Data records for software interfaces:
* * * * *

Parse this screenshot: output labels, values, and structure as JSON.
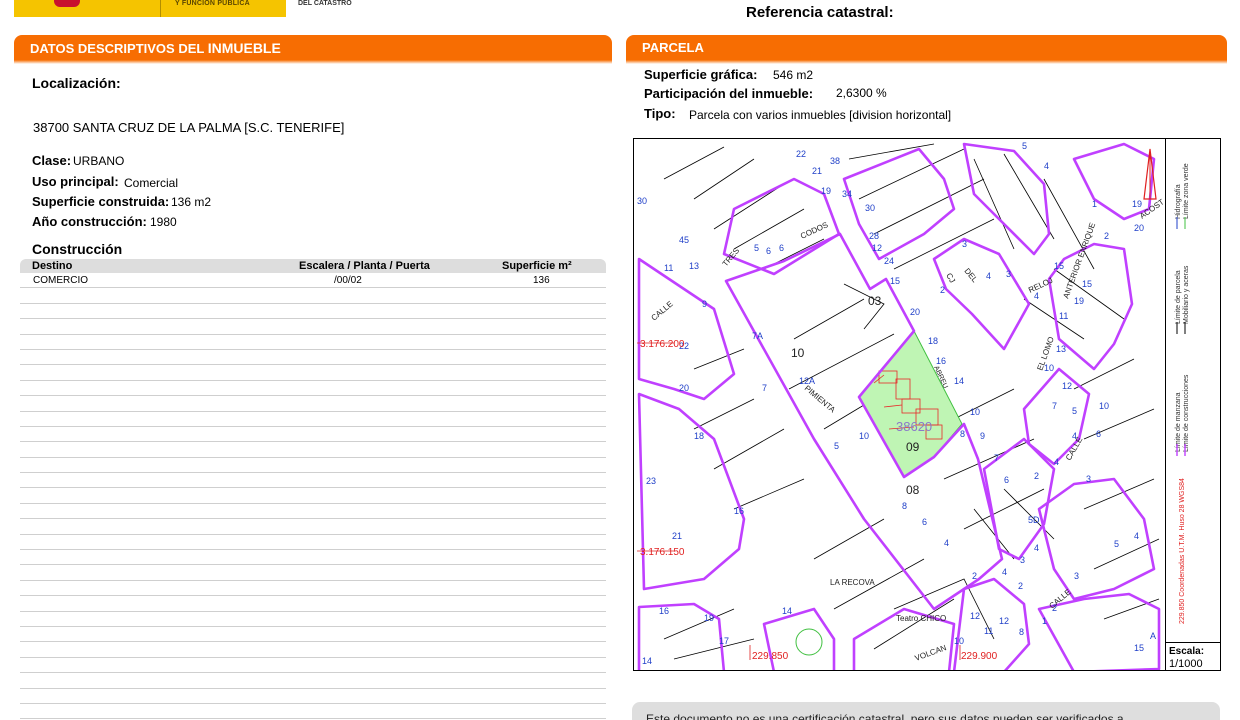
{
  "header": {
    "gov_text": "Y FUNCIÓN PÚBLICA",
    "catastro_text": "DEL CATASTRO",
    "ref_label": "Referencia catastral:"
  },
  "left_section": {
    "title_part1": "DATOS DESCRIPTIVOS DEL ",
    "title_part2": "INMUEBLE",
    "localizacion_label": "Localización:",
    "address": "38700 SANTA CRUZ DE LA PALMA [S.C. TENERIFE]",
    "clase_label": "Clase:",
    "clase_value": "URBANO",
    "uso_label": "Uso principal:",
    "uso_value": "Comercial",
    "superficie_label": "Superficie construida:",
    "superficie_value": "136 m2",
    "anio_label": "Año construcción:",
    "anio_value": "1980",
    "construccion_title": "Construcción",
    "table": {
      "headers": [
        "Destino",
        "Escalera / Planta / Puerta",
        "Superficie m²"
      ],
      "rows": [
        [
          "COMERCIO",
          "/00/02",
          "136"
        ]
      ]
    }
  },
  "right_section": {
    "title": "PARCELA",
    "sup_grafica_label": "Superficie gráfica:",
    "sup_grafica_value": "546 m2",
    "participacion_label": "Participación del inmueble:",
    "participacion_value": "2,6300 %",
    "tipo_label": "Tipo:",
    "tipo_value": "Parcela con varios inmuebles [division horizontal]"
  },
  "map": {
    "parcel_label": "38620",
    "lot_numbers": [
      "03",
      "10",
      "09",
      "08"
    ],
    "street_labels": [
      "LA RECOVA",
      "Teatro CHICO",
      "PIMIENTA",
      "CALLE",
      "TRES",
      "CODOS",
      "DEL",
      "RELOJ",
      "ANTERIOR ENRIQUE",
      "EL LOMO",
      "VOLCAN",
      "ACOST",
      "CJ",
      "ABREU"
    ],
    "coord_labels": [
      "3.176.200",
      "3.176.150",
      "229.850",
      "229.900"
    ],
    "scale_label": "Escala:",
    "scale_value": "1/1000",
    "legend": [
      "Límite de manzana",
      "Límite de construcciones",
      "Límite de parcela",
      "Mobiliario y aceras",
      "Hidrografía",
      "Límite zona verde"
    ],
    "coord_system": "229.850 Coordenadas U.T.M. Huso 28 WGS84",
    "colors": {
      "manzana": "#c040ff",
      "parcel_fill": "#bff5b4",
      "construction": "#e82828",
      "numbers": "#1f3fc8",
      "coords": "#e02020"
    }
  },
  "footer_note": "Este documento no es una certificación catastral, pero sus datos pueden ser verificados a"
}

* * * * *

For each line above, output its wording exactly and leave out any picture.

Exercise answer:
Parse this screenshot: output labels, values, and structure as JSON.
{
  "header": {
    "gov_text": "Y FUNCIÓN PÚBLICA",
    "catastro_text": "DEL CATASTRO",
    "ref_label": "Referencia catastral:"
  },
  "left_section": {
    "title_part1": "DATOS DESCRIPTIVOS DEL ",
    "title_part2": "INMUEBLE",
    "localizacion_label": "Localización:",
    "address": "38700 SANTA CRUZ DE LA PALMA [S.C. TENERIFE]",
    "clase_label": "Clase:",
    "clase_value": "URBANO",
    "uso_label": "Uso principal:",
    "uso_value": "Comercial",
    "superficie_label": "Superficie construida:",
    "superficie_value": "136 m2",
    "anio_label": "Año construcción:",
    "anio_value": "1980",
    "construccion_title": "Construcción",
    "table": {
      "headers": [
        "Destino",
        "Escalera / Planta / Puerta",
        "Superficie m²"
      ],
      "rows": [
        [
          "COMERCIO",
          "/00/02",
          "136"
        ]
      ]
    }
  },
  "right_section": {
    "title": "PARCELA",
    "sup_grafica_label": "Superficie gráfica:",
    "sup_grafica_value": "546 m2",
    "participacion_label": "Participación del inmueble:",
    "participacion_value": "2,6300 %",
    "tipo_label": "Tipo:",
    "tipo_value": "Parcela con varios inmuebles [division horizontal]"
  },
  "map": {
    "parcel_label": "38620",
    "lot_numbers": [
      "03",
      "10",
      "09",
      "08"
    ],
    "street_labels": [
      "LA RECOVA",
      "Teatro CHICO",
      "PIMIENTA",
      "CALLE",
      "TRES",
      "CODOS",
      "DEL",
      "RELOJ",
      "ANTERIOR ENRIQUE",
      "EL LOMO",
      "VOLCAN",
      "ACOST",
      "CJ",
      "ABREU"
    ],
    "coord_labels": [
      "3.176.200",
      "3.176.150",
      "229.850",
      "229.900"
    ],
    "scale_label": "Escala:",
    "scale_value": "1/1000",
    "legend": [
      "Límite de manzana",
      "Límite de construcciones",
      "Límite de parcela",
      "Mobiliario y aceras",
      "Hidrografía",
      "Límite zona verde"
    ],
    "coord_system": "229.850 Coordenadas U.T.M. Huso 28 WGS84",
    "colors": {
      "manzana": "#c040ff",
      "parcel_fill": "#bff5b4",
      "construction": "#e82828",
      "numbers": "#1f3fc8",
      "coords": "#e02020"
    }
  },
  "footer_note": "Este documento no es una certificación catastral, pero sus datos pueden ser verificados a"
}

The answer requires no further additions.